In the final analysis the decision will principally turn on the “best interests” of the children.
Will There Be Alimony? Child Support?
Alimony and child support are two separate and distinct considerations.
Alimony is the amount of support which you personally will receive or which you may have to pay for the support of your spouse.
Child support is the amount of support which is allocated to the children and their needs.
A. Alimony: Both the amount and duration of alimony may be an issue in your case. Alimony may be permanent (until death or remarriage) or for a fixed term of years depending upon the facts of your case.
B. Child Support: New Jersey, like every state, has Child Support Guidelines which, in the majority of cases will determine the amount of child support.

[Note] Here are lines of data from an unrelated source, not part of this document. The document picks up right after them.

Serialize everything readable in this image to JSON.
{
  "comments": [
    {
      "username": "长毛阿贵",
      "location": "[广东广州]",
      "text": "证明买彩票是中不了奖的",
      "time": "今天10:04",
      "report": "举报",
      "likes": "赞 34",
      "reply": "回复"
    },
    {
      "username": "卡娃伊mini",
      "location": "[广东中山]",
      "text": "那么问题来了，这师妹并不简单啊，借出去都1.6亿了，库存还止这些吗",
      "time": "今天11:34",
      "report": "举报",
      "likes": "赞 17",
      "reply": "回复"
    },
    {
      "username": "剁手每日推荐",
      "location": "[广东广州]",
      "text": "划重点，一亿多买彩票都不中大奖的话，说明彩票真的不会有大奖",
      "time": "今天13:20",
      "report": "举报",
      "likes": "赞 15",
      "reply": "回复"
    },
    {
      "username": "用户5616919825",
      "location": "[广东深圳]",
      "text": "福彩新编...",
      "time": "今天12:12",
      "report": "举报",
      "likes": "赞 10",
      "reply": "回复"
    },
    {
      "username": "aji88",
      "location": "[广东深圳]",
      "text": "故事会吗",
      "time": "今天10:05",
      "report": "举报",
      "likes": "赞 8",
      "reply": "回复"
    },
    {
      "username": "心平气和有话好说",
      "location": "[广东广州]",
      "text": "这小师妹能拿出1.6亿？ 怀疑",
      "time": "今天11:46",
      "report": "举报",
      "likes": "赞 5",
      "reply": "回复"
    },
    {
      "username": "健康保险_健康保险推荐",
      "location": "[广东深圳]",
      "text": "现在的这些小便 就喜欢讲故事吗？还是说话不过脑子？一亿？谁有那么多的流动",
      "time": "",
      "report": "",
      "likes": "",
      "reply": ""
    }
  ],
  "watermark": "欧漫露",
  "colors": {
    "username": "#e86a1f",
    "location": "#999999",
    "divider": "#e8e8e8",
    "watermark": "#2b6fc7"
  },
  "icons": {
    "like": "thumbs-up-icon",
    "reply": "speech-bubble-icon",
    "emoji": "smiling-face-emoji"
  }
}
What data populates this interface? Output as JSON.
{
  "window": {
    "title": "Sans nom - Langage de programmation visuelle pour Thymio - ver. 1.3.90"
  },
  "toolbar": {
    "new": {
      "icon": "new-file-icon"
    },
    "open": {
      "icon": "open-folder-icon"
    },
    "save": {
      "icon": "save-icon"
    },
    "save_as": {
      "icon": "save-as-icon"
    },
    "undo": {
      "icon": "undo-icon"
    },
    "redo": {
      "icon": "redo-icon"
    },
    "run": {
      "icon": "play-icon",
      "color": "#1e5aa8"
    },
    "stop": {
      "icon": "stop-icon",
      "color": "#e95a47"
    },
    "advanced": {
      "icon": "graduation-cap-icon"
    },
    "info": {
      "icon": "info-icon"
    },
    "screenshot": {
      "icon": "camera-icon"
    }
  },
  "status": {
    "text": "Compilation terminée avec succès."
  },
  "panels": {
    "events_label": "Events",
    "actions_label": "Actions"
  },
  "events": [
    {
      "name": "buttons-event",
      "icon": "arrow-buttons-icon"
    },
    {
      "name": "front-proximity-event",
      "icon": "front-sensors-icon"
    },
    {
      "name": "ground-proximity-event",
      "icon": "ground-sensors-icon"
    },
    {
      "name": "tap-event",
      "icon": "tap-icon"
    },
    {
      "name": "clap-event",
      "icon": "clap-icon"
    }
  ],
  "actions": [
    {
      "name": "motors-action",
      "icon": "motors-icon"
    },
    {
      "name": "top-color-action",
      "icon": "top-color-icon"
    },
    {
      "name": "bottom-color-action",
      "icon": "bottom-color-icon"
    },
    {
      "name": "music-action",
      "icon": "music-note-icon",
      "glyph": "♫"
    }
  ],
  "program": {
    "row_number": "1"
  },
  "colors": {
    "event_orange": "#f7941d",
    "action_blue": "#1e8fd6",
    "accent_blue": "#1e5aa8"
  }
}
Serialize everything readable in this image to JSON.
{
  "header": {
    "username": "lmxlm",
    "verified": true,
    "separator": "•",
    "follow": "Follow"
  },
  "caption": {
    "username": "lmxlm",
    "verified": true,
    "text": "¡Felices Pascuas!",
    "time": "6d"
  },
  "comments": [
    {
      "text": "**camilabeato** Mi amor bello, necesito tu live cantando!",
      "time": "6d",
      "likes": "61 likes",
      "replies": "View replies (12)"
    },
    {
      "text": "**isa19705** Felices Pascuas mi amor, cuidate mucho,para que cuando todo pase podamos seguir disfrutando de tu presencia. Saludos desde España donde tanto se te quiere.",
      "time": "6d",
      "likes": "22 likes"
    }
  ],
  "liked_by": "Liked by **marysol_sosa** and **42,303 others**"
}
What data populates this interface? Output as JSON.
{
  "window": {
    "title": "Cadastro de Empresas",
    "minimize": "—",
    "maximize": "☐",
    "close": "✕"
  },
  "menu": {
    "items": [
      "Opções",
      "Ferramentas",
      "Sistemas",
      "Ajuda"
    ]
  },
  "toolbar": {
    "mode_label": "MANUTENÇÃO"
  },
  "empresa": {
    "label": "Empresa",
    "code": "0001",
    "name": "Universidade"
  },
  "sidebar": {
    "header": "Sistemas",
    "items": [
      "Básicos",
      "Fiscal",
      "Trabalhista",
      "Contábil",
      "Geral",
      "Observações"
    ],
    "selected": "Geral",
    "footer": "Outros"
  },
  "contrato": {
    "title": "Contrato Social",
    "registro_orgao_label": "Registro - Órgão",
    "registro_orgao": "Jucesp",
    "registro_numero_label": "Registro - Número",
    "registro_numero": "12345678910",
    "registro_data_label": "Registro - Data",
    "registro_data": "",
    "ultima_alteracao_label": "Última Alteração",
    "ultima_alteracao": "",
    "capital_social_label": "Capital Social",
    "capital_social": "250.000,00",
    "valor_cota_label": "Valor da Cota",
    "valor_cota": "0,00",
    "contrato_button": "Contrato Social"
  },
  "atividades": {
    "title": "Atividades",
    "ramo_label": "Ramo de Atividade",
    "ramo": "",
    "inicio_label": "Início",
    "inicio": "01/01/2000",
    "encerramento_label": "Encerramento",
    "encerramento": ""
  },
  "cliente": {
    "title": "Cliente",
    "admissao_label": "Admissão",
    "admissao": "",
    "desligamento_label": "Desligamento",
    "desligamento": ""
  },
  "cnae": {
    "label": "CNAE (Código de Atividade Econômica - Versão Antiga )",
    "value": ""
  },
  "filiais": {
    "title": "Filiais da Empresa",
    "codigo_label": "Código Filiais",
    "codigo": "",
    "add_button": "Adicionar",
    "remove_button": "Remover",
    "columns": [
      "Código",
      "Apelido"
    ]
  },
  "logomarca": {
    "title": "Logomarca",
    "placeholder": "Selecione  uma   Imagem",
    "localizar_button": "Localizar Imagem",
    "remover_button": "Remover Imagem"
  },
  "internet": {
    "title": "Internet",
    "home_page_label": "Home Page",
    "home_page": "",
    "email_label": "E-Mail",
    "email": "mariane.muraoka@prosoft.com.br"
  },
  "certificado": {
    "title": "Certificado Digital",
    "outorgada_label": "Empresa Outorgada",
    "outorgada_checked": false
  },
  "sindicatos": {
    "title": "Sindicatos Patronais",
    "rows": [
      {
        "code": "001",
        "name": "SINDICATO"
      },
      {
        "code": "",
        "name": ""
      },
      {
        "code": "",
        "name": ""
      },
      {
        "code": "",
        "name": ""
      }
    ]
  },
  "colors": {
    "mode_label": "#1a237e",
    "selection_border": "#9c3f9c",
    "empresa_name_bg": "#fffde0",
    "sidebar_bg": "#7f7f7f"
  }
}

It is important to understand that alimony and child support vary greatly in their legal implications and tax ramifications; your attorney will explain these differences to you as your case progresses.
Who Will Get the Property or Assets of the Marriage?
Each spouse is entitled to an “equitable” share of the property of assets acquired during the marriage. The Judge will decide or you will reach agreement as to your share based upon a number of factors including such things as the nature and value of the particular property or assets, the method in which the asset was acquired, you or your spouse’s need with regard to that particular asset, etc.
Equitable distribution does not necessarily mean 50% – 50% division; and your attorney will review all of the assets with you and make recommendations concerning the distribution of each asset depending upon factors affecting or concerning that asset and the overall case.
What Happens If My Spouse Is Abusive?
Unfortunately, in some instances a spouse may be physically abusive. In such a case, you should immediately contact your local police department with reference to filing a Domestic Violence Complaint. In appropriate cases, temporary restraints can be obtained.
Will I Be Able to Obtain Medical Insurance after My Divorce?
Yes, pursuant to a COBRA election, your spouse’s employer may be required to extend an option to buy coverage in your old policy. You should contact your former spouse’s Personnel Department immediately following your divorce to comply with the law’s strict time requirements.
Should I Consider Redrafting My Will?
Absolutely. A divorce will significantly affect the ownership of your marital assets, and custody of your children. Subsequent to your divorce, you should discuss these issues with one of our attorneys who specialized in estates and estate planning.
You may also want to revise your Power of Attorney and/or Healthcare Proxy.
Can I Resume My Maiden Name?
Yes, you should advise your attorney during your initial consultation that you wish to resume your maiden name subsequent to the divorce. The name change shall be placed in the Final Judgment of Divorce.